Collected data:

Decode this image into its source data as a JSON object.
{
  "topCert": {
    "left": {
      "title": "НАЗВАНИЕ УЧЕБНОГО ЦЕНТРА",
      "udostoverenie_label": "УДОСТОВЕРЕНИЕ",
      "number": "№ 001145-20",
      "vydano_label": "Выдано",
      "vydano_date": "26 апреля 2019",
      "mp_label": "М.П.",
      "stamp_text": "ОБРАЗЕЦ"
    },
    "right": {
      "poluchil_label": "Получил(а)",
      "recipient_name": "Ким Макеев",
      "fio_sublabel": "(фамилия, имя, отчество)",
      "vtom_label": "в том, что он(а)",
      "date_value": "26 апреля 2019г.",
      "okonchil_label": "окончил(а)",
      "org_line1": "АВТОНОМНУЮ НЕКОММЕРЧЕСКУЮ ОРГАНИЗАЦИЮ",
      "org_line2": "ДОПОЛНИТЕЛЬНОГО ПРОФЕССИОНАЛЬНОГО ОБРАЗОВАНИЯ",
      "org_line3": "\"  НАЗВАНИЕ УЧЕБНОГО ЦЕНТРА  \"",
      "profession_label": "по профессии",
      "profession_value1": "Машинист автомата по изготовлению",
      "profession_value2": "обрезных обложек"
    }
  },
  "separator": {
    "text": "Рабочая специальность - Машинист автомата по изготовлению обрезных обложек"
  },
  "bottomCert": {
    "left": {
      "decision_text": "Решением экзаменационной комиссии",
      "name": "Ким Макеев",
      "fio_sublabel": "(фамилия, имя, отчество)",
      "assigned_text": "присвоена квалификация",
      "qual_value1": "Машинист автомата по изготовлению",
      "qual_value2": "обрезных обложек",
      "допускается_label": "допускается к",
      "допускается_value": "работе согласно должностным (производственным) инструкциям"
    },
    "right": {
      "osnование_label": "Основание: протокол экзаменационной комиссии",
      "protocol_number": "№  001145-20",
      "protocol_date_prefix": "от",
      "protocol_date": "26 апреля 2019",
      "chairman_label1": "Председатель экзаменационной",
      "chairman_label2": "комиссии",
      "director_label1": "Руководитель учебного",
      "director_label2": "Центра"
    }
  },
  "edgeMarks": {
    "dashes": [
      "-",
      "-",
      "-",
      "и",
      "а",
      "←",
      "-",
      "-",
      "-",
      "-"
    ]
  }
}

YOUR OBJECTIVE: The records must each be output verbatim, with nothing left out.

RESPONSE TO THIS TASK:
Decode this image into its source data as a JSON object.
{
  "topCert": {
    "left": {
      "title": "НАЗВАНИЕ УЧЕБНОГО ЦЕНТРА",
      "udostoverenie_label": "УДОСТОВЕРЕНИЕ",
      "number": "№ 001145-20",
      "vydano_label": "Выдано",
      "vydano_date": "26 апреля 2019",
      "mp_label": "М.П.",
      "stamp_text": "ОБРАЗЕЦ"
    },
    "right": {
      "poluchil_label": "Получил(а)",
      "recipient_name": "Ким Макеев",
      "fio_sublabel": "(фамилия, имя, отчество)",
      "vtom_label": "в том, что он(а)",
      "date_value": "26 апреля 2019г.",
      "okonchil_label": "окончил(а)",
      "org_line1": "АВТОНОМНУЮ НЕКОММЕРЧЕСКУЮ ОРГАНИЗАЦИЮ",
      "org_line2": "ДОПОЛНИТЕЛЬНОГО ПРОФЕССИОНАЛЬНОГО ОБРАЗОВАНИЯ",
      "org_line3": "\"  НАЗВАНИЕ УЧЕБНОГО ЦЕНТРА  \"",
      "profession_label": "по профессии",
      "profession_value1": "Машинист автомата по изготовлению",
      "profession_value2": "обрезных обложек"
    }
  },
  "separator": {
    "text": "Рабочая специальность - Машинист автомата по изготовлению обрезных обложек"
  },
  "bottomCert": {
    "left": {
      "decision_text": "Решением экзаменационной комиссии",
      "name": "Ким Макеев",
      "fio_sublabel": "(фамилия, имя, отчество)",
      "assigned_text": "присвоена квалификация",
      "qual_value1": "Машинист автомата по изготовлению",
      "qual_value2": "обрезных обложек",
      "допускается_label": "допускается к",
      "допускается_value": "работе согласно должностным (производственным) инструкциям"
    },
    "right": {
      "osnование_label": "Основание: протокол экзаменационной комиссии",
      "protocol_number": "№  001145-20",
      "protocol_date_prefix": "от",
      "protocol_date": "26 апреля 2019",
      "chairman_label1": "Председатель экзаменационной",
      "chairman_label2": "комиссии",
      "director_label1": "Руководитель учебного",
      "director_label2": "Центра"
    }
  },
  "edgeMarks": {
    "dashes": [
      "-",
      "-",
      "-",
      "и",
      "а",
      "←",
      "-",
      "-",
      "-",
      "-"
    ]
  }
}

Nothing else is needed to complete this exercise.